The answer should consist of each line below that contains the word "preview".
DATA TO EXAMINE Start Marker
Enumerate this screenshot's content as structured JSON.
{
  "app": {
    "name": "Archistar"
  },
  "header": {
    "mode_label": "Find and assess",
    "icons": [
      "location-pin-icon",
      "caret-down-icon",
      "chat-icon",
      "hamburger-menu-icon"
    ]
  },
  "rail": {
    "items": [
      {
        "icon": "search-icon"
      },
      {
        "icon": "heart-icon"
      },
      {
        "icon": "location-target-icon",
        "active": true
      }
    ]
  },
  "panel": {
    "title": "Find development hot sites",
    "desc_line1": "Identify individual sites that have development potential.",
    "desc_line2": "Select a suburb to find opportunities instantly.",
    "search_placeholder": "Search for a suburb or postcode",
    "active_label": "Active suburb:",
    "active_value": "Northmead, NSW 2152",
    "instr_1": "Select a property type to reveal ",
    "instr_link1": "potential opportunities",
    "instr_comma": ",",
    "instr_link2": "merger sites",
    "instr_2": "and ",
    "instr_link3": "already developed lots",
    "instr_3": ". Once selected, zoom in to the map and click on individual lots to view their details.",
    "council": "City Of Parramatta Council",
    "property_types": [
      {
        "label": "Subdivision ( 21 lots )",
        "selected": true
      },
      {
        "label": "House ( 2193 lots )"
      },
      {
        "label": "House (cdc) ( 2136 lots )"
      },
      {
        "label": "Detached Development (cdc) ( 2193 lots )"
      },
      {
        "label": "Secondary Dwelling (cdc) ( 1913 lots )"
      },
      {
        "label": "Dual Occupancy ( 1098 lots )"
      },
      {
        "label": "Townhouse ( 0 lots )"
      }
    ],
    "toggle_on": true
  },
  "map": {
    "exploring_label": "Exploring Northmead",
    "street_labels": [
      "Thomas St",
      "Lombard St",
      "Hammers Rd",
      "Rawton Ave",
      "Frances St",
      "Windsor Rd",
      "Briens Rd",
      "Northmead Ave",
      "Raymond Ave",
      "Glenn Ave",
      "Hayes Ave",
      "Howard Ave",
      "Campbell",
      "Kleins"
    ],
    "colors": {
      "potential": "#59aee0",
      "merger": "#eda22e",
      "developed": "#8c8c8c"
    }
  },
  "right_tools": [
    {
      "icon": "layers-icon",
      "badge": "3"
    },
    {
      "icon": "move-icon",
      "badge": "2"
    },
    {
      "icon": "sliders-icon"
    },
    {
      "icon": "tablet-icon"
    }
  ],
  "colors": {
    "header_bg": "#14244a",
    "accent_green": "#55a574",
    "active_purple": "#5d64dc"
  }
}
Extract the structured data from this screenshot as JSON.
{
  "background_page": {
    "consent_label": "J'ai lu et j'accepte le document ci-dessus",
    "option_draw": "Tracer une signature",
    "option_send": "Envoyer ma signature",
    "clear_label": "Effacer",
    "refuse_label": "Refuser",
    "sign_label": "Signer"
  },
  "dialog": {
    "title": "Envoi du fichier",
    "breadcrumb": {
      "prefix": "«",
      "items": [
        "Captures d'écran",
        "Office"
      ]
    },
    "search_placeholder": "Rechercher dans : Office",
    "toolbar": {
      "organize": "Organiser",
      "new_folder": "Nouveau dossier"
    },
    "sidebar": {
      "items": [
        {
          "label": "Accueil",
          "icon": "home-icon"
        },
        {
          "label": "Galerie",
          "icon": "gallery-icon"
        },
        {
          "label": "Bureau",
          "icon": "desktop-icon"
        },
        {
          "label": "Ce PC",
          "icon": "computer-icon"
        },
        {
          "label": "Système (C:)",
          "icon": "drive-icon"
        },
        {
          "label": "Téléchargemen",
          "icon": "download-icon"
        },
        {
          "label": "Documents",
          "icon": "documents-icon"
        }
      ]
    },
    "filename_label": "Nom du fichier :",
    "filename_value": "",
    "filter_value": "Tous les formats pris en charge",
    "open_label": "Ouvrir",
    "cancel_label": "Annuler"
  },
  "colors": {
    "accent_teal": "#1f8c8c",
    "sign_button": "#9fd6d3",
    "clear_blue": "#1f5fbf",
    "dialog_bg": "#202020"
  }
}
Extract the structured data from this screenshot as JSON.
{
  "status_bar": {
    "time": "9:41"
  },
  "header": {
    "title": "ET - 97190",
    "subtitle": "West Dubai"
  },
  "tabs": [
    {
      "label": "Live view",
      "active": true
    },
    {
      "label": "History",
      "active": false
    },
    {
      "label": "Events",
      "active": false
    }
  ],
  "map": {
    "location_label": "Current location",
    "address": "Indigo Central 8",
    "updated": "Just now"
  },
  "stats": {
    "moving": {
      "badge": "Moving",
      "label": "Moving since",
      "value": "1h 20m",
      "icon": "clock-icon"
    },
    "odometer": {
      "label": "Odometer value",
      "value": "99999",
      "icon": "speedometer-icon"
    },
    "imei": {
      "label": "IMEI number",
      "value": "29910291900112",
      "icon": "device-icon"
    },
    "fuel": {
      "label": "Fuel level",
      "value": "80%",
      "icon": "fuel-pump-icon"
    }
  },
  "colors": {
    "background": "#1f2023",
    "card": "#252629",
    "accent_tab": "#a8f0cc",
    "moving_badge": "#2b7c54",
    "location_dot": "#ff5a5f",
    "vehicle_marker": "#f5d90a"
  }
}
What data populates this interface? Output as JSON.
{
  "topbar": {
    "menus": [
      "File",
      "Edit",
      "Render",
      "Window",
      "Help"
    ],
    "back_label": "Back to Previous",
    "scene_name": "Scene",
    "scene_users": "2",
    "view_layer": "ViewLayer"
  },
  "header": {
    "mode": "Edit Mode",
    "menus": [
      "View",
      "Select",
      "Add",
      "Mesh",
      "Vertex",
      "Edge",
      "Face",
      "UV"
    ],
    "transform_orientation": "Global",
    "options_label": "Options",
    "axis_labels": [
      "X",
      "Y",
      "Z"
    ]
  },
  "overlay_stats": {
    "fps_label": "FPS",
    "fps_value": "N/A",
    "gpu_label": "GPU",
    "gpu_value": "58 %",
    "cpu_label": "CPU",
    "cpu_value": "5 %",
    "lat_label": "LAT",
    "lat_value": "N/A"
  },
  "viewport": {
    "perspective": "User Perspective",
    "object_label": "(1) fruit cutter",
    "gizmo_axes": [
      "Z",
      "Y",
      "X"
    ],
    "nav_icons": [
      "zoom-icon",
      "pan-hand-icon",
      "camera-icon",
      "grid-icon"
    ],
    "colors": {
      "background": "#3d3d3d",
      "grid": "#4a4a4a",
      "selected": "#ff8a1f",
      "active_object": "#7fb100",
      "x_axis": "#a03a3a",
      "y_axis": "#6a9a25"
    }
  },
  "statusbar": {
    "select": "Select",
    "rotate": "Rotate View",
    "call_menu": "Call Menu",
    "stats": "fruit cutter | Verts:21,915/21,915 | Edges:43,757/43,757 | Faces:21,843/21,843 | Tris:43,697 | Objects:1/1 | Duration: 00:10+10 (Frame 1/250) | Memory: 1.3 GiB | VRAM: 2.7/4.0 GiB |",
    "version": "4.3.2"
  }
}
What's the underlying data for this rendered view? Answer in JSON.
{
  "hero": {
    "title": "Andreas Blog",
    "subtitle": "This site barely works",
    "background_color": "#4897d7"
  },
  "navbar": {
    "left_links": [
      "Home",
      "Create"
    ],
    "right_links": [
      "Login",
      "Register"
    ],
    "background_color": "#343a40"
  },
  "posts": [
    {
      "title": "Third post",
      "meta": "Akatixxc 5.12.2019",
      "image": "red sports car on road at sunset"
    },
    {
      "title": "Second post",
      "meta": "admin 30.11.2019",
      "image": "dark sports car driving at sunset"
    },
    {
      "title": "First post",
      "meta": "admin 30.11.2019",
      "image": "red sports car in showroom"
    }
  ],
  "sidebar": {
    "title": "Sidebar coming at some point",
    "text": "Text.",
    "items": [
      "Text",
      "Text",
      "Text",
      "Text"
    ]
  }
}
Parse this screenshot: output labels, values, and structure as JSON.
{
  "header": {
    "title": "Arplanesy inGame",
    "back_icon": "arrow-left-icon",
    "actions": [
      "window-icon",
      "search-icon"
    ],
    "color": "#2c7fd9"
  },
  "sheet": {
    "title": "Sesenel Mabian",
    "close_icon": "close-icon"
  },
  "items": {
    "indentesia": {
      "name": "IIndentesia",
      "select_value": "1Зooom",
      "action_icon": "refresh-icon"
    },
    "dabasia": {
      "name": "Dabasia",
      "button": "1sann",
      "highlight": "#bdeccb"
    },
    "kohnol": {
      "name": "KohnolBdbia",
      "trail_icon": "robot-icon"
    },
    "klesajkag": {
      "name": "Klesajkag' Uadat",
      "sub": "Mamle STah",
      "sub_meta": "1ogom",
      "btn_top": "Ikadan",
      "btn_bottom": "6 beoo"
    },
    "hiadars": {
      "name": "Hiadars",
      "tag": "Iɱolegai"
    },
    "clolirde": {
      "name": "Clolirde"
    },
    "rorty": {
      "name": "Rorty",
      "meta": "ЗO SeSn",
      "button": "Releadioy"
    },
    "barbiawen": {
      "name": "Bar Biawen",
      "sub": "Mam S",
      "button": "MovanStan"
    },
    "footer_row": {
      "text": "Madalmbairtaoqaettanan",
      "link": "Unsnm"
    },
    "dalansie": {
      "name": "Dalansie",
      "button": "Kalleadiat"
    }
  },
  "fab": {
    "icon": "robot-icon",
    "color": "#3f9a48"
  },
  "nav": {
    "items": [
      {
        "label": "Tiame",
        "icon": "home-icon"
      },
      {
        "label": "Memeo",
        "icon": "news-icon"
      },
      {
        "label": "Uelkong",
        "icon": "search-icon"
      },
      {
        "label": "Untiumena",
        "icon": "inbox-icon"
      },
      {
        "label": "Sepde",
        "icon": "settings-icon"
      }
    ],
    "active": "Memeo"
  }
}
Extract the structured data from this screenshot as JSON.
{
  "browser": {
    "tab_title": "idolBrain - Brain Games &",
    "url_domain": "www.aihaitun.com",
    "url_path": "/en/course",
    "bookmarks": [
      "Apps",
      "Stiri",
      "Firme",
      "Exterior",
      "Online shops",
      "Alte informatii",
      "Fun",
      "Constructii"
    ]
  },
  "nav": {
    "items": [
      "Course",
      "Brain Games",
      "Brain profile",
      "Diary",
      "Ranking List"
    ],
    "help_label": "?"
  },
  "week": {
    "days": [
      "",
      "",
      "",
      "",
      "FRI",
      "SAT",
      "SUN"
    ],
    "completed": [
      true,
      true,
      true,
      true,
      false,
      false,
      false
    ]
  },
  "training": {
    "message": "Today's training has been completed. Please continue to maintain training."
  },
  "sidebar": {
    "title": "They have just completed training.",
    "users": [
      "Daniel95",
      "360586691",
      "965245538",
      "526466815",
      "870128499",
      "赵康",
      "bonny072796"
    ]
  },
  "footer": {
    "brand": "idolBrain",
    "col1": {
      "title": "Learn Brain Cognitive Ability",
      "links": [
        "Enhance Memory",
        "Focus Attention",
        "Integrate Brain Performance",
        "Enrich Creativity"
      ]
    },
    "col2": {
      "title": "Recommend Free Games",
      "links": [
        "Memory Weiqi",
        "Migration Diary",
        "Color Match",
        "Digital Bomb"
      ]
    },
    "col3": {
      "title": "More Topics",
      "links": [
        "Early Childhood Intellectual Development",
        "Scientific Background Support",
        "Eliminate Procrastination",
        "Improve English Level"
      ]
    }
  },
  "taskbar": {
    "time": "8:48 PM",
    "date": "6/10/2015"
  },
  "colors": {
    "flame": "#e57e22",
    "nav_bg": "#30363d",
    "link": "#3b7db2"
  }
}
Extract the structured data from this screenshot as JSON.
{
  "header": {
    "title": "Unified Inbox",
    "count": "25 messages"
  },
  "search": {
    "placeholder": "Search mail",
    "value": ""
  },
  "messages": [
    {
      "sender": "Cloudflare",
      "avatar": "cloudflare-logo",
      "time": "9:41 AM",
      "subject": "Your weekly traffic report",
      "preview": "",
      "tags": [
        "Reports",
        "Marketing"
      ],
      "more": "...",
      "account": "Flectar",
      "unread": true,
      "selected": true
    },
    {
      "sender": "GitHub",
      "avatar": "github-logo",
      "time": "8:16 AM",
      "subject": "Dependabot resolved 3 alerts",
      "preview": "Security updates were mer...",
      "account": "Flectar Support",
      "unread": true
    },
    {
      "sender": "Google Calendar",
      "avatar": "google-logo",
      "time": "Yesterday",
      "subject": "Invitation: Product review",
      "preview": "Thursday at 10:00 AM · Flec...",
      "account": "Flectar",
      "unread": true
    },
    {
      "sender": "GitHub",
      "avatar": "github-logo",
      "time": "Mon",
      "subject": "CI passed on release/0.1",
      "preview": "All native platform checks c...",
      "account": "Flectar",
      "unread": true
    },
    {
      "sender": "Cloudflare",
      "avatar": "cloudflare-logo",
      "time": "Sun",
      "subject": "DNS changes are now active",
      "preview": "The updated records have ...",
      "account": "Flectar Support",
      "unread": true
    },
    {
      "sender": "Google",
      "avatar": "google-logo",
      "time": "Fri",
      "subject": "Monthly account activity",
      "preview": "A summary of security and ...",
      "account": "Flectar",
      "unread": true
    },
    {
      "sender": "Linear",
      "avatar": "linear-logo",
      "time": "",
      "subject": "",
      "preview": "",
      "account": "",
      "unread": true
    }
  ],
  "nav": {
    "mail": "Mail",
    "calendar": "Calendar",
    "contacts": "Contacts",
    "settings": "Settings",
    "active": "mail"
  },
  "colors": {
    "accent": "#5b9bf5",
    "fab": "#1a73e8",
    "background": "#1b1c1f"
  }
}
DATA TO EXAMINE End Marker
TASK RESPONSE.
      "preview": "",
      "preview": "Security updates were mer...",
      "preview": "Thursday at 10:00 AM · Flec...",
      "preview": "All native platform checks c...",
      "preview": "The updated records have ...",
      "preview": "A summary of security and ...",
      "preview": "",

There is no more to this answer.